When writing simple applications using OpenGL, it’s not uncommon to use a library such as stb_image or SOIL to load a PNG or JPEG image as a texture. This is nice and convenient. The ease of use doesn’t come with downsides, however. The compression used for JPEG and PNG leaves the image in a format unsuitable for the random-access required by texture sampling on the GPU. To make these images usable, they are decompressed before being uploaded. The decompression step, while quick, can add up if you have a large number of textures or a very tight budget. For example if you are streaming data in-game, naïvely decompressing many JPGs or PNGs will eat into your 16.6ms budget.

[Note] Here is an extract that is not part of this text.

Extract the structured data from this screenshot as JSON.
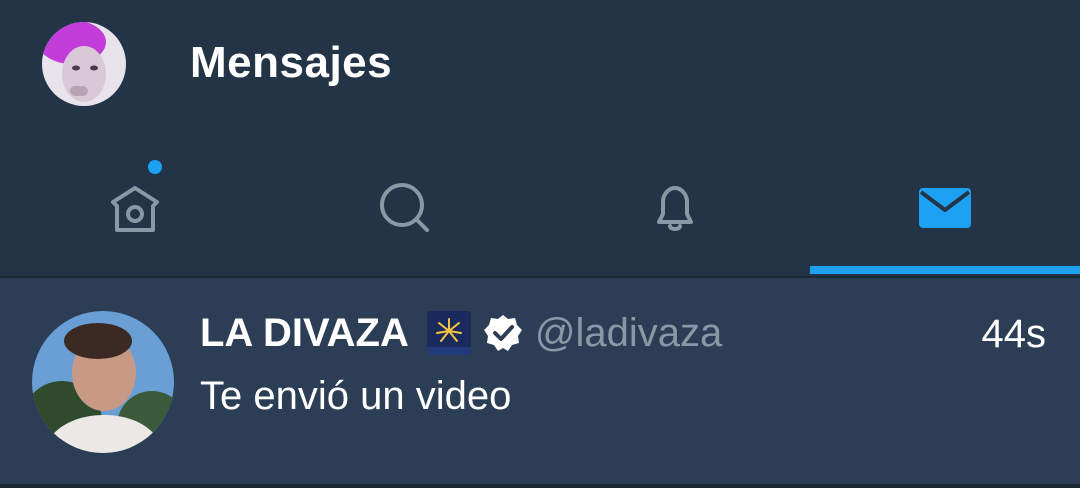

Unless you are rendering a screen-sized texture onto a screen-sized quad, each pixel in the image is unlikely to cover 1 pixel on the screen. To improve the quality of the texture when viewed smaller, larger, and at shallow angles, filtering techniques are used to get a plausible colour for each sample. Mipmaps are the most important for this post.

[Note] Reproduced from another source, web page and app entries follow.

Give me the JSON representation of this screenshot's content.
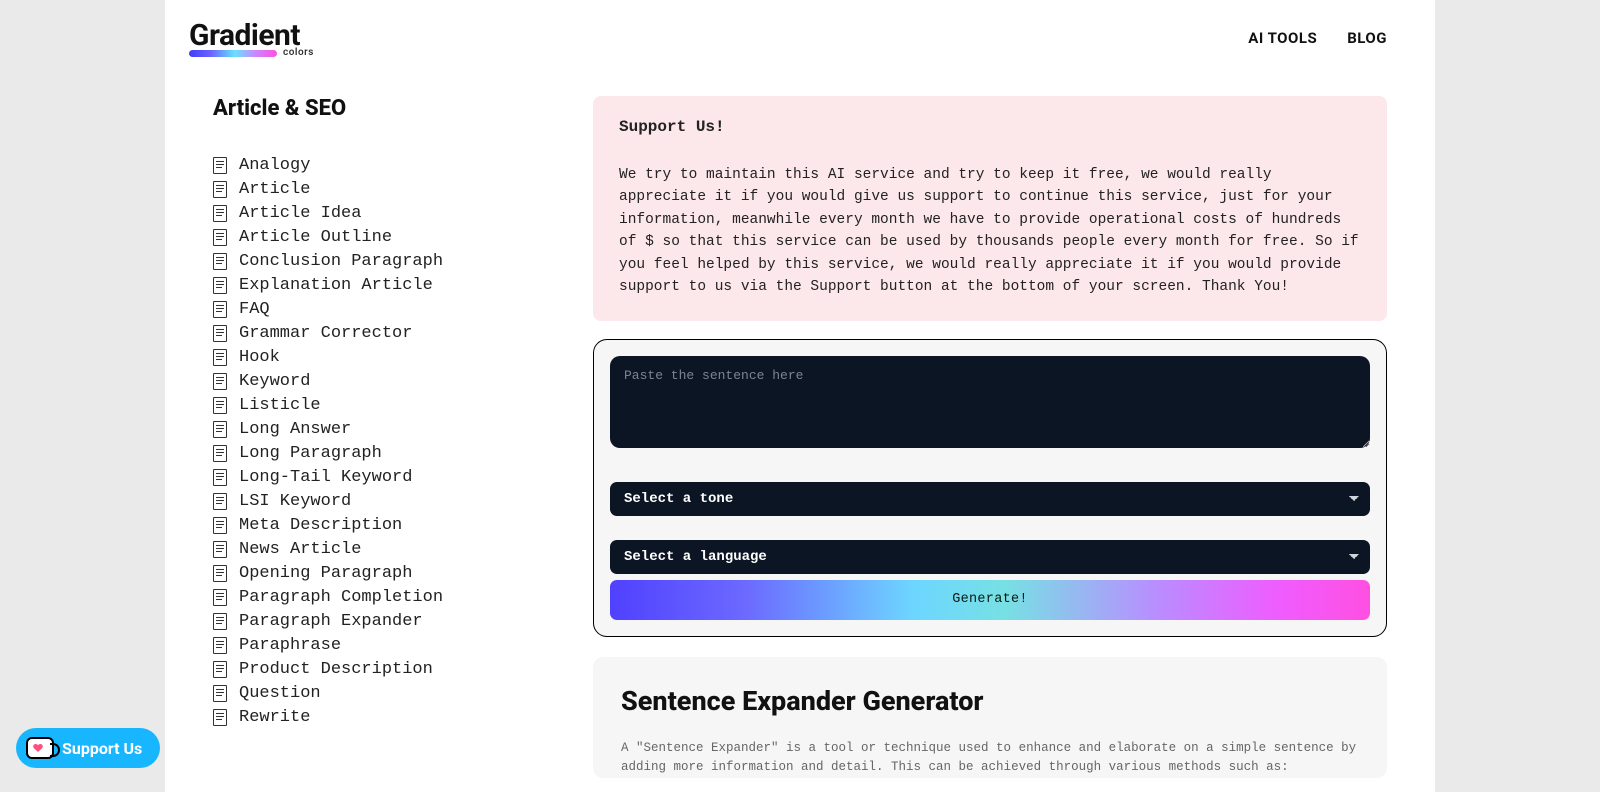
{
  "logo": {
    "main": "Gradient",
    "sub": "colors"
  },
  "nav": {
    "ai_tools": "AI TOOLS",
    "blog": "BLOG"
  },
  "sidebar": {
    "heading": "Article & SEO",
    "items": [
      "Analogy",
      "Article",
      "Article Idea",
      "Article Outline",
      "Conclusion Paragraph",
      "Explanation Article",
      "FAQ",
      "Grammar Corrector",
      "Hook",
      "Keyword",
      "Listicle",
      "Long Answer",
      "Long Paragraph",
      "Long-Tail Keyword",
      "LSI Keyword",
      "Meta Description",
      "News Article",
      "Opening Paragraph",
      "Paragraph Completion",
      "Paragraph Expander",
      "Paraphrase",
      "Product Description",
      "Question",
      "Rewrite"
    ]
  },
  "support_box": {
    "title": "Support Us!",
    "body": "We try to maintain this AI service and try to keep it free, we would really appreciate it if you would give us support to continue this service, just for your information, meanwhile every month we have to provide operational costs of hundreds of $ so that this service can be used by thousands people every month for free. So if you feel helped by this service, we would really appreciate it if you would provide support to us via the Support button at the bottom of your screen. Thank You!"
  },
  "tool": {
    "textarea_placeholder": "Paste the sentence here",
    "tone_placeholder": "Select a tone",
    "language_placeholder": "Select a language",
    "generate_label": "Generate!"
  },
  "article": {
    "title": "Sentence Expander Generator",
    "body": "A \"Sentence Expander\" is a tool or technique used to enhance and elaborate on a simple sentence by adding more information and detail. This can be achieved through various methods such as:"
  },
  "support_pill": {
    "label": "Support Us"
  }
}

The idea behind mipmaps is that rather than have a single screen pixel cover 10s or more texture pixels, a smaller version of the texture is used that has better coverage, requiring fewer samples. Thus each texture is not an individual image, but a series of mipmap levels, each half the size of the previous level. To give an example, a texture that’s 256x256 pixels, could have mipmaps for 128x128, 64x64, 32x32, and so on. If the view was facing directly at a plane with this texture (let’s say it’s a brick wall), then depending on the distance and viewport size moving away from the wall would select progressively smaller mipmaps for use to keep the ratio of texture pixels to screen pixels reasonable.
Usual image formats don’t support storing these mipmap chains. When loading a JPG or a PNG, mipmaps must be generated by resizing the original image repeatedly for each required mipmap level. That’s no problem if you only have 10 textures, but if you have 100s of textures or need to stream in textures at run-time, then spending time generating these smaller images will be something worth reducing.
Texture containers are a solution to these problems. Not only do they store texture data suitable for direct use as textures, they also store mip-map and array data. This means a single texture container can store all the data required for an entire texture, no matter it’s size, number of mipmaps, array layers or cubemap faces. Generating mipmaps offline is important if you use compressed textures, as it’s generally impractical to generate compressed textures at runtime.
The most common texture container formats in use that store data compatible with D3D, OpenGL or Vulkan, are the Khronos Texture format (KTX) and DirectDraw Surface (DDS).
Khronos Texture (KTX)
Khronos Texture is a Khronos Group standard for storing textures intended for use with OpenGL and OpenGL ES. The specification for the format is available via Khronos. It contains format information directly compatible with OpenGL and OpenGL ES enumerations. Also included is the ability to store application specific key-value data within the file.
The specification provides a good overview of the format and the expected values for each of the header fields. The format can store 1D, 2D, 3D, Cubemaps and Array Textures, along with any number of mipmaps for these textures. This makes it ideal for storing almost any kind of texture you could want.
The texture data is described in the
glBaseInternalFormat header fields. These should match up with the parameters
gl[Compressed]Tex[Sub]Image*D calls used to submit each texture mipmap level’s data.
DirectDraw Surface (DDS)
Despite DirectDraw being long deprecated, the DDS format is still in common use for storing textures used with Direct3D. Originally only 2D textures were supported, but the D3D10 header extension added support for texture arrays and D3D10+ features. The format is partially documented along with expected values on MSDN, useful for integrating DDS into your pipeline.
For loading DDS in D3D11, there is a deprecated function,
which is no longer available in Windows Store apps. DirectXTK has a replacement, DDSTextureLoader that can be used instead.
Since KTX is somewhat better specified that DDS, I would recommend using it over DDS. Howerver, as long as you use a sensible format that simplifies storing and loading, you should benefit from the increased simplicity and reduced loading times. There is an official KTX library libktx for working with KTX files. More information about this is available on the Khronos website.